(WHAT YOU SHOULD DO)
Images stay out. Everything else in the records is repeated exactly.
....................
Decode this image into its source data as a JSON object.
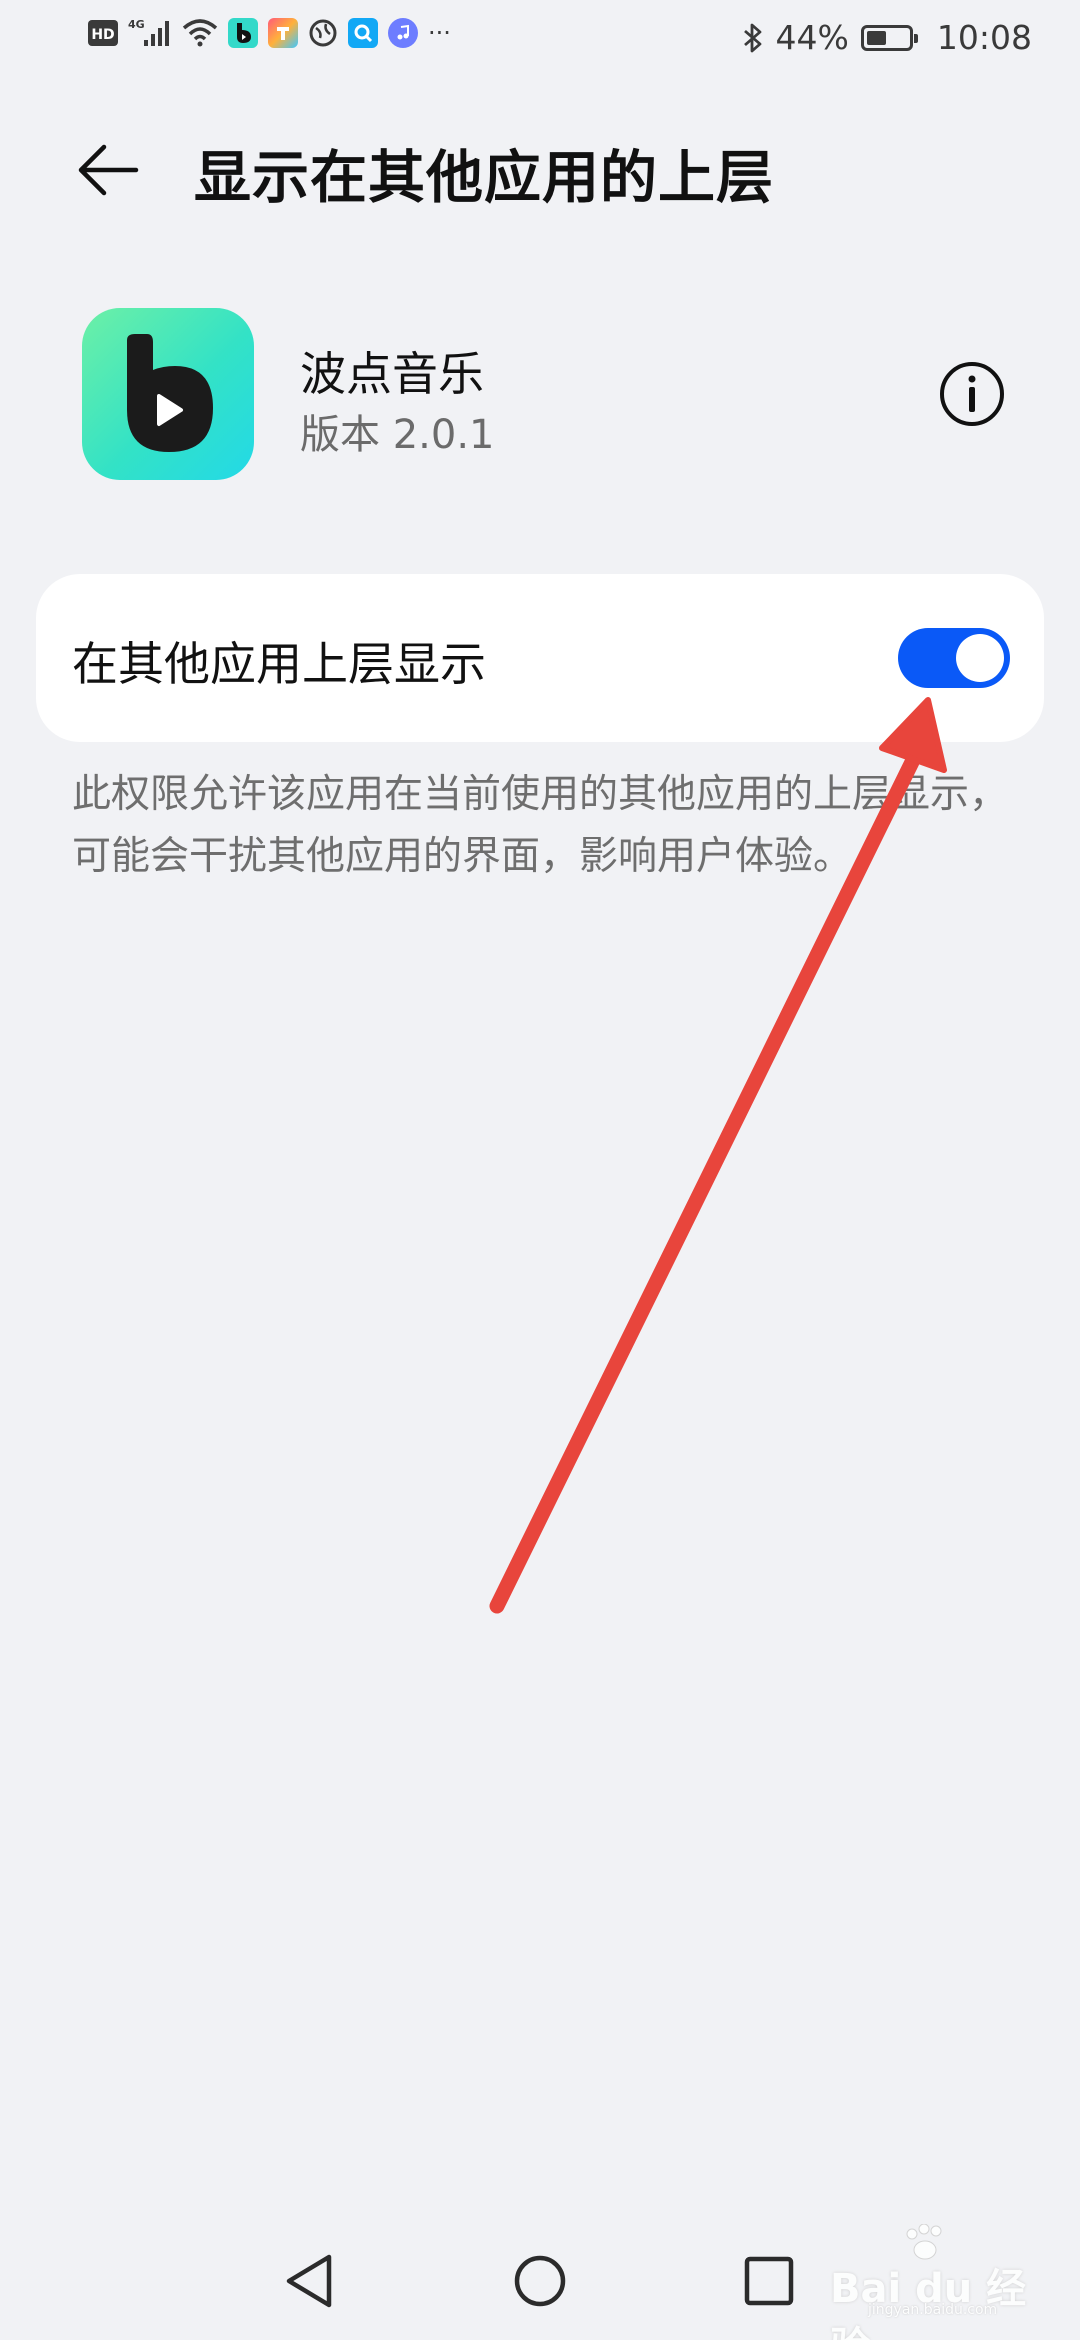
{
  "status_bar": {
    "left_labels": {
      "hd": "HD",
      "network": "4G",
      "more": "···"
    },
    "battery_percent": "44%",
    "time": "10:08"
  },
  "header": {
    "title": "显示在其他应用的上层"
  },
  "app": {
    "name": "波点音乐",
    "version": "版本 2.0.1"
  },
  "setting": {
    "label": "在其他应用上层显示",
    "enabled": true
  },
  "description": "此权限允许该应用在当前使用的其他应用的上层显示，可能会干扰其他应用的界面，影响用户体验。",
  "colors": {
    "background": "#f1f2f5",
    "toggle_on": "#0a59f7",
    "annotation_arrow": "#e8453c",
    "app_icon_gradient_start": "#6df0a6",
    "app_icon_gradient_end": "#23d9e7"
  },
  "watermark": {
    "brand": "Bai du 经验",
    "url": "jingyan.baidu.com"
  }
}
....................
(YOUR SOLUTION)
Decode this image into its source data as a JSON object.
{
  "status_bar": {
    "left_labels": {
      "hd": "HD",
      "network": "4G",
      "more": "···"
    },
    "battery_percent": "44%",
    "time": "10:08"
  },
  "header": {
    "title": "显示在其他应用的上层"
  },
  "app": {
    "name": "波点音乐",
    "version": "版本 2.0.1"
  },
  "setting": {
    "label": "在其他应用上层显示",
    "enabled": true
  },
  "description": "此权限允许该应用在当前使用的其他应用的上层显示，可能会干扰其他应用的界面，影响用户体验。",
  "colors": {
    "background": "#f1f2f5",
    "toggle_on": "#0a59f7",
    "annotation_arrow": "#e8453c",
    "app_icon_gradient_start": "#6df0a6",
    "app_icon_gradient_end": "#23d9e7"
  },
  "watermark": {
    "brand": "Bai du 经验",
    "url": "jingyan.baidu.com"
  }
}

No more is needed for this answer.